Griddle cakes were recommended with the corned beef hash and the waitress assured us that “everything is homemade.” From where M. de Joie sat, she could clearly see the restaurant-sized boxes of Krusteaz Pancake Mix on a shelf in the back, so she wasn’t terribly surprised when the pancakes proved to be very sweet with overwhelming vanilla taste. Perhaps the Krusteaz is used for a purpose other than pancakes, but having used this product herself, Femme de Joie feels this is the “homemade” pancake batter. Some people consider adding an egg and milk to a mix to be homemade; M. de Joie is not one of those people. It reminds one of the very old joke about the young bride who went all over town looking for a box of scratch because her new husband told her that’s what his mother made cake from.
Country Fried Steak, $11.00
Eggs were ordered straight up; they arrived runny on top. While M. de Joie doesn’t mind this, most people would strenuously object being served uncooked egg white. Likewise undercooked was the roux for the gravy; the gravy tasted of raw flour. The country fried steak also suffered from raw flour underneath the crisp exterior – probably from cooking too fast so that the outside was done before the entire coating was cooked. The steak itself separated into curious layers when prodded with a knife.
Biscuit and gravy would have been good if (A) the biscuit had been baked all the way through and (B) not smothered in the raw-flour gravy.
Femme de Joie is a clean-plate ranger, but left quite a bit of this meal on her plate. Amico del Signore declined to accompany her on subsequent visits.
Two carnitas gringo tacos, $12, with house-made potato salad
The carnitas tacos were quite good, with juicy, tender meat, a spicy aioli over avocado slices, and melted cheese cradling the inside of the flour tortilla taco shell. The menu promised jicama slaw but what was delivered was cabbage. Potato salad had lots of dill pickle and was one of the better restaurant potato salads M. de Joie has tasted, There was a lot of empty territory on the plate, though; for $12.00 you’d expect a bit more actual food.
The Bomb Burger, $12.00, with fries, extra $1.00 for garlic and Parmesan
This is one of Trendy’s most popular items, or so the waitress said.

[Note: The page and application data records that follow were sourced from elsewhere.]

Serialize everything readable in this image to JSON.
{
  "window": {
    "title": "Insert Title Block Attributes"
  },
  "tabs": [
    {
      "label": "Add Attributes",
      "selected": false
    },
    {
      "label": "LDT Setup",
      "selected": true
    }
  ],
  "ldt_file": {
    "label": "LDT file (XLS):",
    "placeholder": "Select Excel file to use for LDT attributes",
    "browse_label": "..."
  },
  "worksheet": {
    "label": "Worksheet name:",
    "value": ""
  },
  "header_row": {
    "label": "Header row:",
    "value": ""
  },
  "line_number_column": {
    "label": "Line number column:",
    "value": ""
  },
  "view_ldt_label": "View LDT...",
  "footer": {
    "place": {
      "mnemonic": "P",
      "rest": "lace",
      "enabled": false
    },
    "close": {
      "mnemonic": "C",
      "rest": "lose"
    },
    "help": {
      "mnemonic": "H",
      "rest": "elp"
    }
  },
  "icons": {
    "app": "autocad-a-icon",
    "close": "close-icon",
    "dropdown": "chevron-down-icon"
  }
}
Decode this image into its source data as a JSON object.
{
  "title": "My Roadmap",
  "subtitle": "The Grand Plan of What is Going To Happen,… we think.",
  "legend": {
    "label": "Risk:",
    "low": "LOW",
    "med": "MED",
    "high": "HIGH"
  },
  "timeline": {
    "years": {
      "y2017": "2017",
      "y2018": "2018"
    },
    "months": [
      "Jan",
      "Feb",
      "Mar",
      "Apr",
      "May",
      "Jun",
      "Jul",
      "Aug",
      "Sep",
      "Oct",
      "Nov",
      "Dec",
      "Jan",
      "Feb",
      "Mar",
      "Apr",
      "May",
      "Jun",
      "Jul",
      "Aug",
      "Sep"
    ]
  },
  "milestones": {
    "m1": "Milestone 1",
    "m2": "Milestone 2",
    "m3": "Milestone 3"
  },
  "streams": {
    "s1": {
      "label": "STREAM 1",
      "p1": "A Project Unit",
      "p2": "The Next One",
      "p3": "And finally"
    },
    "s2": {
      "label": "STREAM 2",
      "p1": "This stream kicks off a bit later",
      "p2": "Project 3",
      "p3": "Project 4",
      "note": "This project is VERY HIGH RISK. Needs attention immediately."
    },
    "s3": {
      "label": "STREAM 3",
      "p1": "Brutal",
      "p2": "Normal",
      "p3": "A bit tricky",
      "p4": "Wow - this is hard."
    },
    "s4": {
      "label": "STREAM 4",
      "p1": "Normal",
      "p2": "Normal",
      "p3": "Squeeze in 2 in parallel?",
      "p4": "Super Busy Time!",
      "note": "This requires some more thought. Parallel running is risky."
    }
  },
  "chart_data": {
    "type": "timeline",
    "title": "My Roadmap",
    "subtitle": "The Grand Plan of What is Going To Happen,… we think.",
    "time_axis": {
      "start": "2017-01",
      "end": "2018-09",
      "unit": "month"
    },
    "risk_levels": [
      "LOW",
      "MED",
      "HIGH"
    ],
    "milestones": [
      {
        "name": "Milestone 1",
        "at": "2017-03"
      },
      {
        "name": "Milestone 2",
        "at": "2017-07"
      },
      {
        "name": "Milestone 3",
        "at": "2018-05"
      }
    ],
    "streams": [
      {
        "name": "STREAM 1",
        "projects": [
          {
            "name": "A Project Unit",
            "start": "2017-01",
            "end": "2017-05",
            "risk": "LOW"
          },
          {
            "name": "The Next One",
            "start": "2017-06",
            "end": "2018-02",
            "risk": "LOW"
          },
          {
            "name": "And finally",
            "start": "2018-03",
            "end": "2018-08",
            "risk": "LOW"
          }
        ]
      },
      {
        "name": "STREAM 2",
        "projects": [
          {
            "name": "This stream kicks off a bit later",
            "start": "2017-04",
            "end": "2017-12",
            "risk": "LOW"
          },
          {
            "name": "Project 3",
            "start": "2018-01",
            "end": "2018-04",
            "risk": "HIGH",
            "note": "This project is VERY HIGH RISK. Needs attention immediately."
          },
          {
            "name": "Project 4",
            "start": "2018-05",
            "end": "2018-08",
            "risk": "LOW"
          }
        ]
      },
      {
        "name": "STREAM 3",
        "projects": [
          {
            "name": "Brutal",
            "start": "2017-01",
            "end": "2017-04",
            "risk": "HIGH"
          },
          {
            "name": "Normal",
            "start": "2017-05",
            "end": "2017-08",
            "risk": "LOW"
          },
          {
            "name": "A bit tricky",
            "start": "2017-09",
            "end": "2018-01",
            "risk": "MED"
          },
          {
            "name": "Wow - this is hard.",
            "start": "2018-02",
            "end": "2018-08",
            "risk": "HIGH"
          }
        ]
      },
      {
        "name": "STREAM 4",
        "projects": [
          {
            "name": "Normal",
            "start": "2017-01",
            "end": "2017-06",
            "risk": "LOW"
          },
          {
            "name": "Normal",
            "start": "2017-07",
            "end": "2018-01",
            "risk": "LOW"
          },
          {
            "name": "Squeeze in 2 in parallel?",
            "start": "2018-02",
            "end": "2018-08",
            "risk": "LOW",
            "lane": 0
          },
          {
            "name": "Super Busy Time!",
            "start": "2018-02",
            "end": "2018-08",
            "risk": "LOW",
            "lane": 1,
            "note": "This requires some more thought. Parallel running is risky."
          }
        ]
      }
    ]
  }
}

The 1/3 pound burger itself was good, but the Cholula fried onions didn’t have any Cholula taste (there’s an oversized bottle of Cholula on M. de Joie’s kitchen counter at all times, so she’s quite familiar with the pequin-arbol flavor). The onions had a nice light crunch at first but as they cooled, the crunch morphed into a bready, starchy texture that didn’t enhance the burger and mostly wound up back on the plate, along with the none-too-fresh flap of leaf lettuce. The garlic fries were probably wonderful when they were hot, but Femme de Joie didn’t get to experience them then. When they arrived at her table, they were lukewarm and gummy. Maybe they were cooked at the beginning of the 15 minutes it took to get the order and had been patiently awaiting the burger.

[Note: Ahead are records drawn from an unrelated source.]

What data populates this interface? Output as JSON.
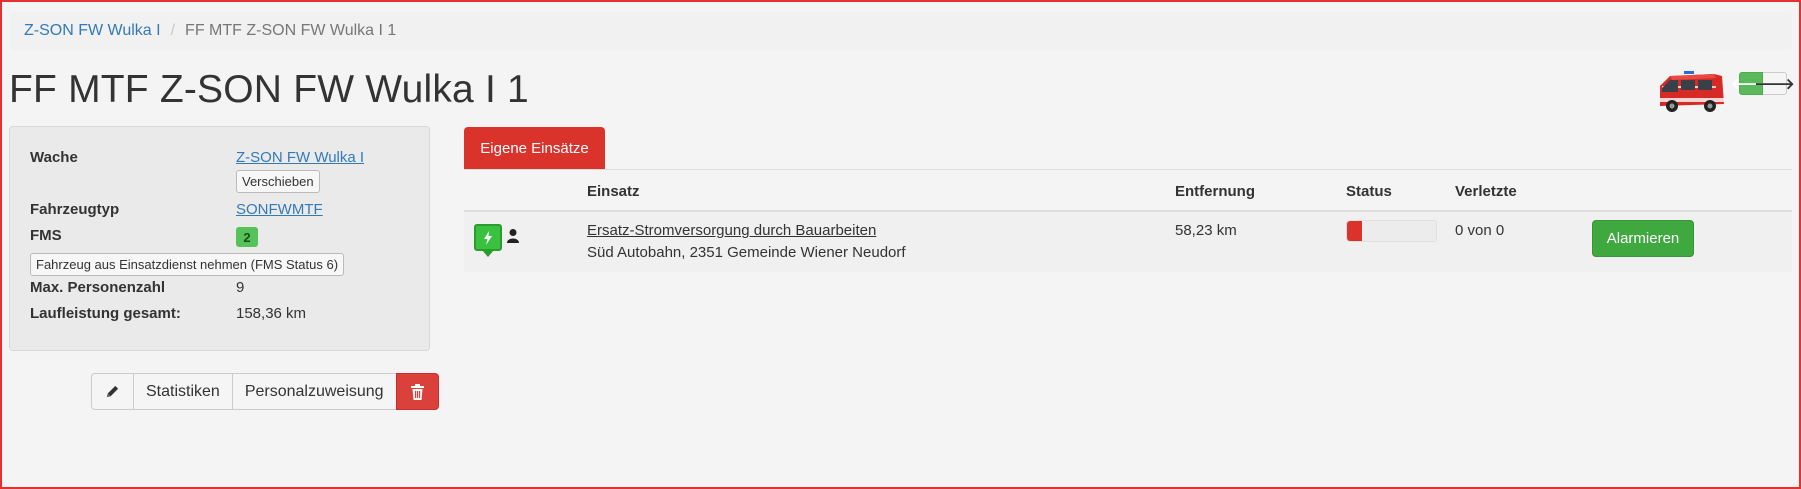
{
  "breadcrumb": {
    "parent": "Z-SON FW Wulka I",
    "separator": "/",
    "current": "FF MTF Z-SON FW Wulka I 1"
  },
  "page_title": "FF MTF Z-SON FW Wulka I 1",
  "vehicle": {
    "image_name": "fire-van-image",
    "prev_icon": "arrow-left-icon",
    "next_icon": "arrow-right-icon",
    "prev_glyph": "🡐",
    "next_glyph": "🡒"
  },
  "info": {
    "wache_label": "Wache",
    "wache_value": "Z-SON FW Wulka I",
    "move_button": "Verschieben",
    "typ_label": "Fahrzeugtyp",
    "typ_value": "SONFWMTF",
    "fms_label": "FMS",
    "fms_value": "2",
    "out_of_service_button": "Fahrzeug aus Einsatzdienst nehmen (FMS Status 6)",
    "persons_label": "Max. Personenzahl",
    "persons_value": "9",
    "mileage_label": "Laufleistung gesamt:",
    "mileage_value": "158,36 km"
  },
  "actions": {
    "edit_icon": "pencil-icon",
    "stats_label": "Statistiken",
    "personnel_label": "Personalzuweisung",
    "delete_icon": "trash-icon"
  },
  "tabs": {
    "active_label": "Eigene Einsätze"
  },
  "table": {
    "headers": {
      "einsatz": "Einsatz",
      "entfernung": "Entfernung",
      "status": "Status",
      "verletzte": "Verletzte"
    },
    "rows": [
      {
        "mission_icon": "lightning-icon",
        "title": "Ersatz-Stromversorgung durch Bauarbeiten",
        "address": "Süd Autobahn, 2351 Gemeinde Wiener Neudorf",
        "distance": "58,23 km",
        "status_progress_percent": 17,
        "injured": "0 von 0",
        "alarm_button": "Alarmieren"
      }
    ]
  },
  "colors": {
    "primary_red": "#d9332c",
    "success_green": "#3fa83f",
    "link_blue": "#337ab7"
  }
}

After reading the glowing reviews online and hoping Trendy’s would carry on the diner food legacy of Gold Street Cafe, it’s almost as though M. de Joie visited an entirely different restaurant. There’s nothing wrong with Trendy’s that some basic timing and cooking practice can’t fix. But when the food is disappointing, the menu prices seem even higher than they are – and they do seem pricey for portion size and quality. She hopes that some simple kitchen management will take care of the problems. Trendy’s has plenty of fans, but right now Femme de Joie doesn’t see whatever it is they see.
Trendy’s. 1730 Gold Street at Railroad Avenue, Redding, CA 96001. 530-768-1499. Open Monday-Friday, 6:00 AM – 2:00 PM, Sunday 8:00 AM – 2:00 PM. Closed Saturdays, Cash and cards; no checks. No alcohol. Vegetarian and vegan options. Parking lot. Follow them on Facebook.